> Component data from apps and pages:
>>>>>

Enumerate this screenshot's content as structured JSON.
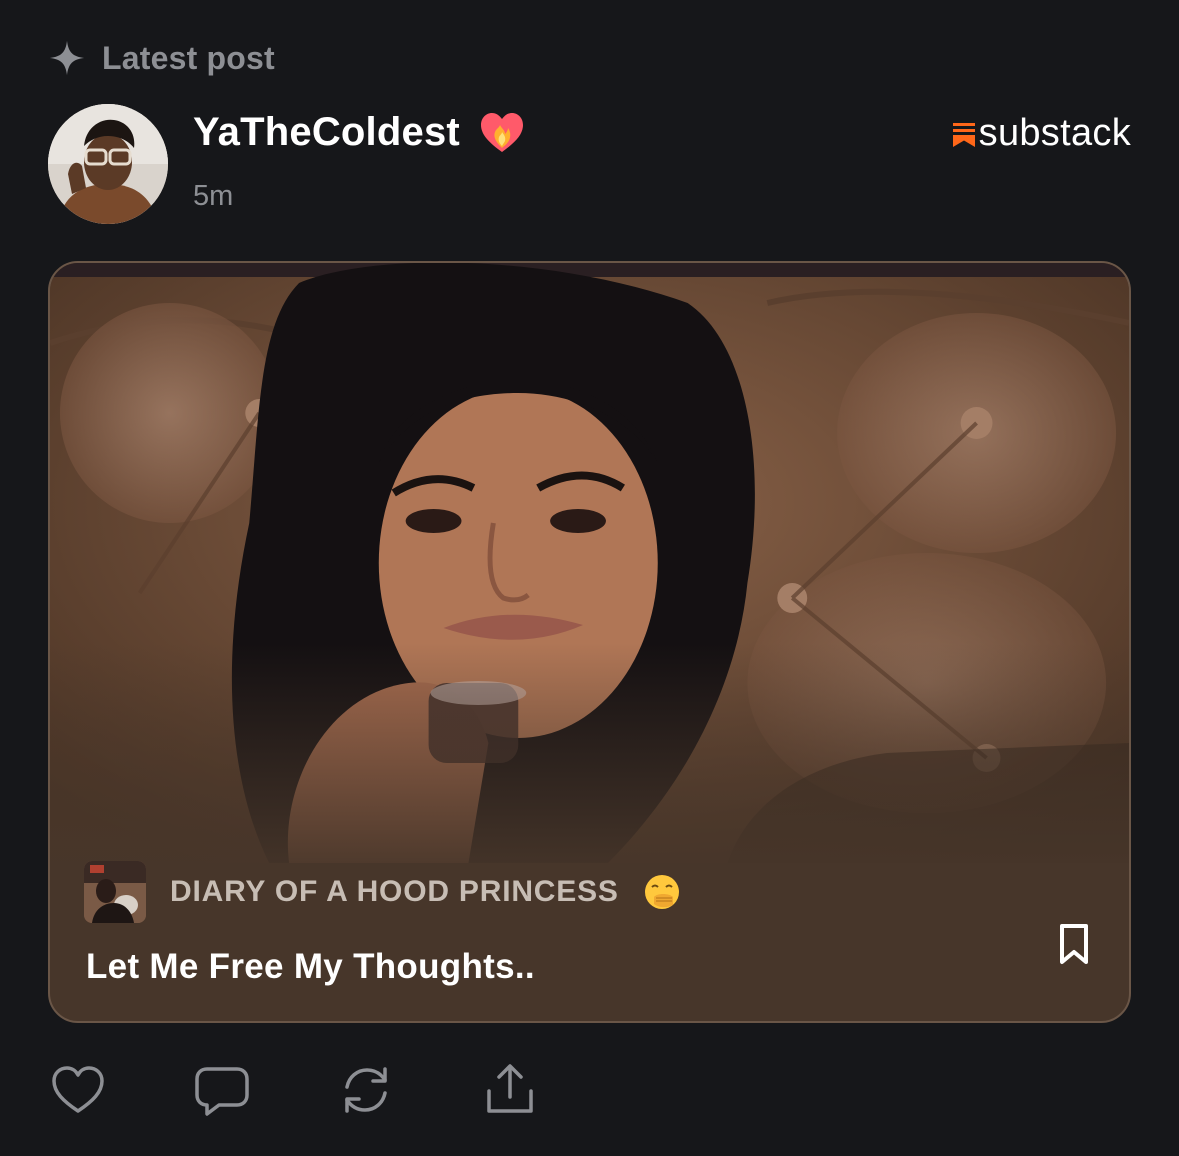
{
  "header": {
    "label": "Latest post",
    "icon": "sparkle-icon"
  },
  "author": {
    "name": "YaTheColdest",
    "emoji": "heart-on-fire",
    "time": "5m"
  },
  "brand": {
    "label": "substack",
    "accent": "#ff6719"
  },
  "card": {
    "publication": "DIARY OF A HOOD PRINCESS",
    "publication_emoji": "face-with-hand-over-mouth",
    "title": "Let Me Free My Thoughts..",
    "bookmark_icon": "bookmark-icon"
  },
  "actions": [
    "heart-icon",
    "comment-icon",
    "restack-icon",
    "share-icon"
  ],
  "colors": {
    "background": "#16171a",
    "muted_text": "#8d8f94",
    "card_bg": "#47362a"
  }
}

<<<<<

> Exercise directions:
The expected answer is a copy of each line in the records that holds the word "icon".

> Response box:
    "icon": "sparkle-icon"
    "bookmark_icon": "bookmark-icon"
    "heart-icon",
    "comment-icon",
    "restack-icon",
    "share-icon"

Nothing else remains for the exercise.